▽

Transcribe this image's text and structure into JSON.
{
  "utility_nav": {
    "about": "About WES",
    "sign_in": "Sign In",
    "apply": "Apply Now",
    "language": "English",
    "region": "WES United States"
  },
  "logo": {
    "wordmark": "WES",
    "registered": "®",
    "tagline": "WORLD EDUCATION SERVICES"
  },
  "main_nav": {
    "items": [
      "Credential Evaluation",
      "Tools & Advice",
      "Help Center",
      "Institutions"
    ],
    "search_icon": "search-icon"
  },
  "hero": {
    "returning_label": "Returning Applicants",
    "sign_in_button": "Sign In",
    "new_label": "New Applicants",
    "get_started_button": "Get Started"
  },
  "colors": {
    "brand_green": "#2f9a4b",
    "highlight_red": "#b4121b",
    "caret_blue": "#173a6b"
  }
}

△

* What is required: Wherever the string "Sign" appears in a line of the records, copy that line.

* Task solution:
    "sign_in": "Sign In",
    "sign_in_button": "Sign In",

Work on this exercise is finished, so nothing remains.